=== Work task ===
Write back every record verbatim.

=== Supplied records ===

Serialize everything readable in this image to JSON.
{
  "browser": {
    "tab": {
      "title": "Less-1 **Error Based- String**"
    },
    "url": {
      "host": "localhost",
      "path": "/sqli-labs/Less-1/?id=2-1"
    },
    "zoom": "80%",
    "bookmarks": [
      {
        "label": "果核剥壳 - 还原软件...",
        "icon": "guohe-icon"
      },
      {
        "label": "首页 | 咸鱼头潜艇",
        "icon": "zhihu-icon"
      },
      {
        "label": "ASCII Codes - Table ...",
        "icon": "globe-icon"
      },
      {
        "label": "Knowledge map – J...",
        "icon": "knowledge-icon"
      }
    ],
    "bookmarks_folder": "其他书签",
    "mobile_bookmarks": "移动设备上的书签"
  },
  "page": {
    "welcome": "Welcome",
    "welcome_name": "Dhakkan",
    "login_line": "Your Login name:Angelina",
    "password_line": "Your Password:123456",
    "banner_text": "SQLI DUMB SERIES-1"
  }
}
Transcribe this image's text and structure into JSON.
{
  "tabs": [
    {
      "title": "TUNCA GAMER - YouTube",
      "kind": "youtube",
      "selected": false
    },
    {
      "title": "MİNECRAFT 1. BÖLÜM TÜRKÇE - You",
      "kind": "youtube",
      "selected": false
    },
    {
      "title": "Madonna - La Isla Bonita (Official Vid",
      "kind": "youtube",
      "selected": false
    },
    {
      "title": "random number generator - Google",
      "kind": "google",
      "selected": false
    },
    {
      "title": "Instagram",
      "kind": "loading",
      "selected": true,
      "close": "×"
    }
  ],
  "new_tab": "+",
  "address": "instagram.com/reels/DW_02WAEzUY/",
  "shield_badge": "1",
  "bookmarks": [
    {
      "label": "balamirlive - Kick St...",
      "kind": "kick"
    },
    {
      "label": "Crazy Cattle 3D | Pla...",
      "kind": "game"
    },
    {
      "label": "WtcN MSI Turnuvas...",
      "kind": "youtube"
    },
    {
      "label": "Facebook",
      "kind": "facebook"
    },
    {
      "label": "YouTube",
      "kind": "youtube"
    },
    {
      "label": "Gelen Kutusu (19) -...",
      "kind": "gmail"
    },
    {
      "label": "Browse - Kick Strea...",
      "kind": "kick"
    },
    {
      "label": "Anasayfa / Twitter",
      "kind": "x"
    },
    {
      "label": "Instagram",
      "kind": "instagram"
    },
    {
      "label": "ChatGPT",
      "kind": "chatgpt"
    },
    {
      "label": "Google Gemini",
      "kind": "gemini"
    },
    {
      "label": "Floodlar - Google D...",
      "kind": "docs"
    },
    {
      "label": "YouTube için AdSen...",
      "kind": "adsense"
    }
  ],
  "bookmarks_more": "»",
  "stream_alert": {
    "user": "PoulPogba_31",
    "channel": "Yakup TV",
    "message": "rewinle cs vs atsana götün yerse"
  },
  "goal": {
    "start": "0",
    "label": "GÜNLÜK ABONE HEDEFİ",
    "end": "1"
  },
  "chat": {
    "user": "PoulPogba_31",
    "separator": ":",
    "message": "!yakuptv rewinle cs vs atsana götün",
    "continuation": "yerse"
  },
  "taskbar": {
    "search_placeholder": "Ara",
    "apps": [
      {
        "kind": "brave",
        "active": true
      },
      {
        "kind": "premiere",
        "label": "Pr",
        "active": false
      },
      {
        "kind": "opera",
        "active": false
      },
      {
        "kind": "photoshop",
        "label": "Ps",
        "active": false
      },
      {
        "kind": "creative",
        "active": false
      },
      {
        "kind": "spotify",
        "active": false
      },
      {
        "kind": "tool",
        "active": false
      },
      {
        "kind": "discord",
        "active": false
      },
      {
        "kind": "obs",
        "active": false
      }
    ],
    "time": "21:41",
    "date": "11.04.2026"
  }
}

=== Answer to this task ===
Serialize everything readable in this image to JSON.
{
  "browser": {
    "tab": {
      "title": "Less-1 **Error Based- String**"
    },
    "url": {
      "host": "localhost",
      "path": "/sqli-labs/Less-1/?id=2-1"
    },
    "zoom": "80%",
    "bookmarks": [
      {
        "label": "果核剥壳 - 还原软件...",
        "icon": "guohe-icon"
      },
      {
        "label": "首页 | 咸鱼头潜艇",
        "icon": "zhihu-icon"
      },
      {
        "label": "ASCII Codes - Table ...",
        "icon": "globe-icon"
      },
      {
        "label": "Knowledge map – J...",
        "icon": "knowledge-icon"
      }
    ],
    "bookmarks_folder": "其他书签",
    "mobile_bookmarks": "移动设备上的书签"
  },
  "page": {
    "welcome": "Welcome",
    "welcome_name": "Dhakkan",
    "login_line": "Your Login name:Angelina",
    "password_line": "Your Password:123456",
    "banner_text": "SQLI DUMB SERIES-1"
  }
}
Transcribe this image's text and structure into JSON.
{
  "tabs": [
    {
      "title": "TUNCA GAMER - YouTube",
      "kind": "youtube",
      "selected": false
    },
    {
      "title": "MİNECRAFT 1. BÖLÜM TÜRKÇE - You",
      "kind": "youtube",
      "selected": false
    },
    {
      "title": "Madonna - La Isla Bonita (Official Vid",
      "kind": "youtube",
      "selected": false
    },
    {
      "title": "random number generator - Google",
      "kind": "google",
      "selected": false
    },
    {
      "title": "Instagram",
      "kind": "loading",
      "selected": true,
      "close": "×"
    }
  ],
  "new_tab": "+",
  "address": "instagram.com/reels/DW_02WAEzUY/",
  "shield_badge": "1",
  "bookmarks": [
    {
      "label": "balamirlive - Kick St...",
      "kind": "kick"
    },
    {
      "label": "Crazy Cattle 3D | Pla...",
      "kind": "game"
    },
    {
      "label": "WtcN MSI Turnuvas...",
      "kind": "youtube"
    },
    {
      "label": "Facebook",
      "kind": "facebook"
    },
    {
      "label": "YouTube",
      "kind": "youtube"
    },
    {
      "label": "Gelen Kutusu (19) -...",
      "kind": "gmail"
    },
    {
      "label": "Browse - Kick Strea...",
      "kind": "kick"
    },
    {
      "label": "Anasayfa / Twitter",
      "kind": "x"
    },
    {
      "label": "Instagram",
      "kind": "instagram"
    },
    {
      "label": "ChatGPT",
      "kind": "chatgpt"
    },
    {
      "label": "Google Gemini",
      "kind": "gemini"
    },
    {
      "label": "Floodlar - Google D...",
      "kind": "docs"
    },
    {
      "label": "YouTube için AdSen...",
      "kind": "adsense"
    }
  ],
  "bookmarks_more": "»",
  "stream_alert": {
    "user": "PoulPogba_31",
    "channel": "Yakup TV",
    "message": "rewinle cs vs atsana götün yerse"
  },
  "goal": {
    "start": "0",
    "label": "GÜNLÜK ABONE HEDEFİ",
    "end": "1"
  },
  "chat": {
    "user": "PoulPogba_31",
    "separator": ":",
    "message": "!yakuptv rewinle cs vs atsana götün",
    "continuation": "yerse"
  },
  "taskbar": {
    "search_placeholder": "Ara",
    "apps": [
      {
        "kind": "brave",
        "active": true
      },
      {
        "kind": "premiere",
        "label": "Pr",
        "active": false
      },
      {
        "kind": "opera",
        "active": false
      },
      {
        "kind": "photoshop",
        "label": "Ps",
        "active": false
      },
      {
        "kind": "creative",
        "active": false
      },
      {
        "kind": "spotify",
        "active": false
      },
      {
        "kind": "tool",
        "active": false
      },
      {
        "kind": "discord",
        "active": false
      },
      {
        "kind": "obs",
        "active": false
      }
    ],
    "time": "21:41",
    "date": "11.04.2026"
  }
}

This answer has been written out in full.